Influences aside, this is Dan Israel’s strongest effort to date – a rich and varied playbook of the music he loves most, driven home by an eclectic and imaginative host of cohorts dedicated to seeing through his vision. It works really well and will revitalize any playlist instantly. No wonder Dan’s laughing so heartily on “Just Can’t Take It, Revisited”. He deserves to.


THE ROOTS – Things Fall Apart

Album: Things Fall Apart

Artist: Roots

Label: Universal

Release Date: September 27, 2019

The Roots’ ‘Things Fall Apart’ Celebrates 20th Anniversary With Deluxe Reissue

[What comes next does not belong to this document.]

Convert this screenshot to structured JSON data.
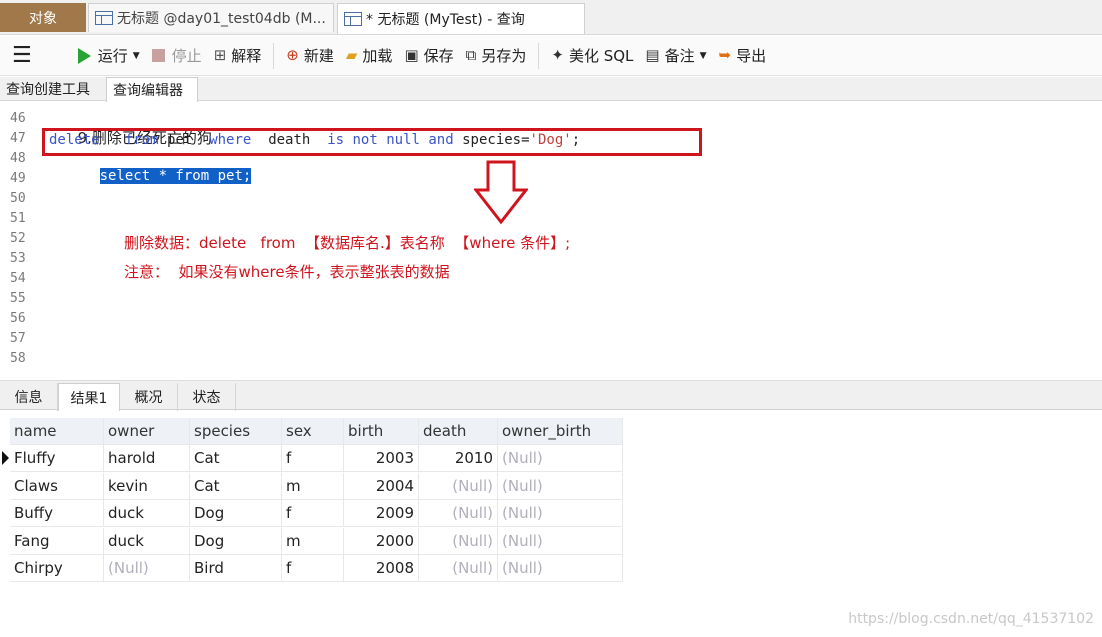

The finest Roots album in this reviewer’s opinion has been given a loving, deluxe reissue by Universal Music. Instead of spending an inordinate amount of time reviewing an album that’s been reviewed to death, I want to talk about the total package that’s on offer. First my review is based on the 3 LP black vinyl edition and when I got this in the mail my jaw dropped, because it’s a heavy package chock full of important extra tracks as well as some incredible track by track commentary by Questlove and Black Thought, presented in a beautiful LP sized booklet that’s chock full of some amazing period photos. Spanning 3 LP’s this “Ultimate Edition” brings it hard but if there’s one thing I find a bit of head scratcher, is why not give 180g editions of the LP’s instead of their 150g thinner counterparts? You spend this amount of money these days and you deserve 180g or 200g. That aside in terms of fidelity I played the LP’s back on my Denon turntable with my Ortofon stylus and the sound was warm and expansive, filling the room with a good mix of bass and midrange sound. Thankfully unlike some labels where fresh vinyl is filled with poor pressing skips, this vinyl plays solid from start to runoff groove with zero audible sound in between the tracks. “What You Want” just blew me away and “thumps hard” just like Black Thought’s lyric.  This track was actually my intro to this album back when I was living in Beijing. I caught the video on Channel V and made a note to myself that the next time I visited HK to go to HMV and pick it up, which I eventually did. This reissue is a must for fans of the band and people who want to hear a true artwork with the vision and tunes to back it up. With a front cover of black youth being chased in Bed-Stuy by white cops, the album which is 20 years old this year sadly finds an America still mired in racism. But the message that comes ringing loud and clear from the record is that there’s hope amongst the cracks in the sidewalk. Amen to that.

TRACKS TO TRACK DOWN:  “The Next Movement” “100% Dundee” “What You Want” “Adrenaline” “You Got Me” (Drum & Bass Mix)


AVETT BROTHERS – Closer Than Together

Album: Closer Than Together

Artist: Avett Brothers

Label: Republic

Release Date: October 04, 2019

Republic Records


It’s apparent that the Avett Brothers’ musical momentum remains undiminished. That’s obviously affirmed by the big label mechanism gifted them by their record company, American Records, and the recruitment of mercurial maestro Rick Rubin to sit behind the boards. With Closer Than Ever, the shift in their MO at first seems to be indicated courtesy of the heightened production values that define opening track “Bleeding White” in particular.

Fortunately though, the Avetts haven’t forsaken the fragile charm and tenuous underpinnings that  made their homegrown sound such an indelible part of their seminal sounds. On “We Americans” for example, they revert to the softer, more subdued delivery once so essential to their modest intents. The song is a sly deflation of the American mantra, but the unassuming approach belies any bitterness or recrimination.

While the band may seem more aware of emphatic expression overall, many of the melodies maintain the anthemic perspective that ‘s always been so inherent and inspired. “Long Story Short” offers the album’s best example; with little more than acoustic guitar, cello and high, harmony, they share the story of everyday individuals bound by dysfunction and desire. Like the best of the Avetts’ material, it’s touching and poignant all by the same measure. The same could be said of the simple sing-alongs that follow, the light and lilting “C Sections and Railway Trestles” and the decidedly delicate “Bang Bang with its strings and sweetening,” as well as the tender and touching “Who Will I Hold.”

Aside from the obvious flourishes, the brothers’ facility for supple storytelling in pointed, poignant fashion remains the surest sign of the band’s continuing maturity. As a result, Closer Than Ever finds the Avett Brothers not only close, but fully arrived.

TRACKS TO TRACK DOWN: “We Americans,” “C Sections and Railway Trestles,” “Who Will I Hold”